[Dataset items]
* * * * * * * * *
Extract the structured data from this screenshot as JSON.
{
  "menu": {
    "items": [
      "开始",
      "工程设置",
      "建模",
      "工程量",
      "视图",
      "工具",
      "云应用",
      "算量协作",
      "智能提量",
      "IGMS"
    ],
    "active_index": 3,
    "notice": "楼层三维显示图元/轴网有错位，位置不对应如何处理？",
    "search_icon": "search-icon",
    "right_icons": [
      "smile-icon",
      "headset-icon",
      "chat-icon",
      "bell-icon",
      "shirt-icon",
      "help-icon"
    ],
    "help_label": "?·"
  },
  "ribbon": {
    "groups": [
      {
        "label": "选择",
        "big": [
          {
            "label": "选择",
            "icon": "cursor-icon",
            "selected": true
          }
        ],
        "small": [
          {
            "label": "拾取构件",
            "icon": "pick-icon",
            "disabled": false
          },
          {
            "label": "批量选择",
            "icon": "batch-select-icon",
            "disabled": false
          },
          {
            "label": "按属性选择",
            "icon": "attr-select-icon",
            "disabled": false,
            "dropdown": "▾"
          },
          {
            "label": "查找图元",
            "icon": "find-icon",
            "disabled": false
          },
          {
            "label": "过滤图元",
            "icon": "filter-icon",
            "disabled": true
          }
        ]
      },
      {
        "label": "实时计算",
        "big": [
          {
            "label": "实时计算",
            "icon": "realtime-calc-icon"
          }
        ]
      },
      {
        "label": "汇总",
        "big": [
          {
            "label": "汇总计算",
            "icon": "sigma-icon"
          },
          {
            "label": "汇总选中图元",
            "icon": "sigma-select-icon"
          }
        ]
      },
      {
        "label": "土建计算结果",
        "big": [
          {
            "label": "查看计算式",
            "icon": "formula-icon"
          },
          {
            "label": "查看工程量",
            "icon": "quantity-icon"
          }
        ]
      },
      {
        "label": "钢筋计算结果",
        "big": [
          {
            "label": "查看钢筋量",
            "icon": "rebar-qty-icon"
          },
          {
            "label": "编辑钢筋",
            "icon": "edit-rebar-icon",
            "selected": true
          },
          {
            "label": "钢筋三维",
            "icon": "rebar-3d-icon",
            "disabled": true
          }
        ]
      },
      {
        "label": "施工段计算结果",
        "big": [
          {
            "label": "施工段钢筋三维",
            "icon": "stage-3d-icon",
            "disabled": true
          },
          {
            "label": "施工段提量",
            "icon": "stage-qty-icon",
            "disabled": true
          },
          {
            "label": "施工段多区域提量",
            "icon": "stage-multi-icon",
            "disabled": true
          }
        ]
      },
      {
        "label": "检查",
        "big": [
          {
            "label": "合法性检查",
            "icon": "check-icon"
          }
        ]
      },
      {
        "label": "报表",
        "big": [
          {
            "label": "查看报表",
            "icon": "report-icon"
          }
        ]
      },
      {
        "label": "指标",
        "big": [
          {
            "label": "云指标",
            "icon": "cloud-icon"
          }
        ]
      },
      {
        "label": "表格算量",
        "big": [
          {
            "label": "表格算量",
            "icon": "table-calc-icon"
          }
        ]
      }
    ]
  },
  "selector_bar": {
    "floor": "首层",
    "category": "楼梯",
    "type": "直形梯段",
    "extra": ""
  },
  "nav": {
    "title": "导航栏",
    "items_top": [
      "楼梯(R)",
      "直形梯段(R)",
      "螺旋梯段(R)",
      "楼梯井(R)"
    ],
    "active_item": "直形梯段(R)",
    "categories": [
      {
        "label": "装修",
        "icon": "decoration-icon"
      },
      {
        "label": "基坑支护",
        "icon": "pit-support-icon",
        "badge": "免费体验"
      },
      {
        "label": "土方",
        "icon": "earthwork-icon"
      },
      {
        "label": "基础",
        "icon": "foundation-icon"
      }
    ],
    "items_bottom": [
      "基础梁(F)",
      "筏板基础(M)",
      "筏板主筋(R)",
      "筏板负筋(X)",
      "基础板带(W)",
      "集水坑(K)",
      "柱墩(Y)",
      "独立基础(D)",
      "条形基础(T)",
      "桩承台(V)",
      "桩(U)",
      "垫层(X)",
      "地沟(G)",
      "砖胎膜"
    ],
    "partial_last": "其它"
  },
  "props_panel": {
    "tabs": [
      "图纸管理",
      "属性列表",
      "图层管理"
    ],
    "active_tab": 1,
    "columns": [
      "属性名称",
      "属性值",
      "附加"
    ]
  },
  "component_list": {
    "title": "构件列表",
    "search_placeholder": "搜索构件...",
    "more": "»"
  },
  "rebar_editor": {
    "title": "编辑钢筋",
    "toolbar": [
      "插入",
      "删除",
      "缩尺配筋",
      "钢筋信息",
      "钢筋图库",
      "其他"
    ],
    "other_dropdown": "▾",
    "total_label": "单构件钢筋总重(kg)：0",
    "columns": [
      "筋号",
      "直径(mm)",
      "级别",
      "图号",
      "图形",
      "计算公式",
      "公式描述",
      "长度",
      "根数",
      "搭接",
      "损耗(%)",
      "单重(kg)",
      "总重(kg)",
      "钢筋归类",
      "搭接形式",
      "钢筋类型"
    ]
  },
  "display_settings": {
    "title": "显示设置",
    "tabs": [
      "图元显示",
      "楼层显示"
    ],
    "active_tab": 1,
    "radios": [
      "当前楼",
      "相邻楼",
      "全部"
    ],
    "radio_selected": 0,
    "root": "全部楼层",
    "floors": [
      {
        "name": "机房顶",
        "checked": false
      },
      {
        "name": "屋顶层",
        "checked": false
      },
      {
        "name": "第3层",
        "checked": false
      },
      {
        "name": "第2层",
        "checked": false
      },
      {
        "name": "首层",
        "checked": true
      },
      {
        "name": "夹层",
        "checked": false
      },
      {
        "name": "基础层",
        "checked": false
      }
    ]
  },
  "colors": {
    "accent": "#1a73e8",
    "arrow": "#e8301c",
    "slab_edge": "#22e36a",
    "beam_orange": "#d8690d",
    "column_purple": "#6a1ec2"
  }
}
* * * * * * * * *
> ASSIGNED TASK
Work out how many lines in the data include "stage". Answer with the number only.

> TASK RESULT
3